(Web page and app entries)
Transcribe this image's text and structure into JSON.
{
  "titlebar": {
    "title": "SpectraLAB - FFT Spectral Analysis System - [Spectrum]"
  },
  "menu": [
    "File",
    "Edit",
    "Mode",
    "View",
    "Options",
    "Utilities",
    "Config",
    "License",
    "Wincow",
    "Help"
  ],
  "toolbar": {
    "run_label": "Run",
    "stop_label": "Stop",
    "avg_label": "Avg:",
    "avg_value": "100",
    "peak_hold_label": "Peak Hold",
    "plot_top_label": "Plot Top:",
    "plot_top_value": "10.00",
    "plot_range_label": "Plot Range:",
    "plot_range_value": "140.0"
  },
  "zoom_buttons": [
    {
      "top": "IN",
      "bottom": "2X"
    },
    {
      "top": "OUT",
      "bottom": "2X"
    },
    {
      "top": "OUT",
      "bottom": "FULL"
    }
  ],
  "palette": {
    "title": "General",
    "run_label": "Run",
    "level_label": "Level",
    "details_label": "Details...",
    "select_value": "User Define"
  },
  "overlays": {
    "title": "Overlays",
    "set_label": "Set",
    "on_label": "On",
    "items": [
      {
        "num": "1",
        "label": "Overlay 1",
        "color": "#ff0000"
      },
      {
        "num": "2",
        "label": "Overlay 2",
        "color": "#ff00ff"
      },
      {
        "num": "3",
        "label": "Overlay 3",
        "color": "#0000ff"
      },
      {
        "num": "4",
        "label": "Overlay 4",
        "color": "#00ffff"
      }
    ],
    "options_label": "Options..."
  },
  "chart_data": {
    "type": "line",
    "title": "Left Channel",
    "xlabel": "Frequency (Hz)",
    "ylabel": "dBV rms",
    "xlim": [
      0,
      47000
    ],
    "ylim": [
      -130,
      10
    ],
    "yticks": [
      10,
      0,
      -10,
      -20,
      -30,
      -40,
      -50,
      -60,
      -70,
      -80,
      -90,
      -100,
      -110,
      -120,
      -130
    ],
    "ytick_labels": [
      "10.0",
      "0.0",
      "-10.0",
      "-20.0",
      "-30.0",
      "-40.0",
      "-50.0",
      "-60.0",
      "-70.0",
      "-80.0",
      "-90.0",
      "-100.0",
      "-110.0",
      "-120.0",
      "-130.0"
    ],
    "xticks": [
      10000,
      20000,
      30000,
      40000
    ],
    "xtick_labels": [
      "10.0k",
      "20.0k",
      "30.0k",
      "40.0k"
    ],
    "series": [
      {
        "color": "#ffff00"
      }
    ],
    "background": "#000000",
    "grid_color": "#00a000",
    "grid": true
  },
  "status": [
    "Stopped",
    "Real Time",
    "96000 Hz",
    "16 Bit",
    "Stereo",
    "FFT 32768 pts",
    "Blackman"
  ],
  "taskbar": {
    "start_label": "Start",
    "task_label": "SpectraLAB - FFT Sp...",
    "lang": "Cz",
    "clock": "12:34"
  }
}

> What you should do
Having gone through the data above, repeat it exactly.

> Written reply
Transcribe this image's text and structure into JSON.
{
  "titlebar": {
    "title": "SpectraLAB - FFT Spectral Analysis System - [Spectrum]"
  },
  "menu": [
    "File",
    "Edit",
    "Mode",
    "View",
    "Options",
    "Utilities",
    "Config",
    "License",
    "Wincow",
    "Help"
  ],
  "toolbar": {
    "run_label": "Run",
    "stop_label": "Stop",
    "avg_label": "Avg:",
    "avg_value": "100",
    "peak_hold_label": "Peak Hold",
    "plot_top_label": "Plot Top:",
    "plot_top_value": "10.00",
    "plot_range_label": "Plot Range:",
    "plot_range_value": "140.0"
  },
  "zoom_buttons": [
    {
      "top": "IN",
      "bottom": "2X"
    },
    {
      "top": "OUT",
      "bottom": "2X"
    },
    {
      "top": "OUT",
      "bottom": "FULL"
    }
  ],
  "palette": {
    "title": "General",
    "run_label": "Run",
    "level_label": "Level",
    "details_label": "Details...",
    "select_value": "User Define"
  },
  "overlays": {
    "title": "Overlays",
    "set_label": "Set",
    "on_label": "On",
    "items": [
      {
        "num": "1",
        "label": "Overlay 1",
        "color": "#ff0000"
      },
      {
        "num": "2",
        "label": "Overlay 2",
        "color": "#ff00ff"
      },
      {
        "num": "3",
        "label": "Overlay 3",
        "color": "#0000ff"
      },
      {
        "num": "4",
        "label": "Overlay 4",
        "color": "#00ffff"
      }
    ],
    "options_label": "Options..."
  },
  "chart_data": {
    "type": "line",
    "title": "Left Channel",
    "xlabel": "Frequency (Hz)",
    "ylabel": "dBV rms",
    "xlim": [
      0,
      47000
    ],
    "ylim": [
      -130,
      10
    ],
    "yticks": [
      10,
      0,
      -10,
      -20,
      -30,
      -40,
      -50,
      -60,
      -70,
      -80,
      -90,
      -100,
      -110,
      -120,
      -130
    ],
    "ytick_labels": [
      "10.0",
      "0.0",
      "-10.0",
      "-20.0",
      "-30.0",
      "-40.0",
      "-50.0",
      "-60.0",
      "-70.0",
      "-80.0",
      "-90.0",
      "-100.0",
      "-110.0",
      "-120.0",
      "-130.0"
    ],
    "xticks": [
      10000,
      20000,
      30000,
      40000
    ],
    "xtick_labels": [
      "10.0k",
      "20.0k",
      "30.0k",
      "40.0k"
    ],
    "series": [
      {
        "color": "#ffff00"
      }
    ],
    "background": "#000000",
    "grid_color": "#00a000",
    "grid": true
  },
  "status": [
    "Stopped",
    "Real Time",
    "96000 Hz",
    "16 Bit",
    "Stereo",
    "FFT 32768 pts",
    "Blackman"
  ],
  "taskbar": {
    "start_label": "Start",
    "task_label": "SpectraLAB - FFT Sp...",
    "lang": "Cz",
    "clock": "12:34"
  }
}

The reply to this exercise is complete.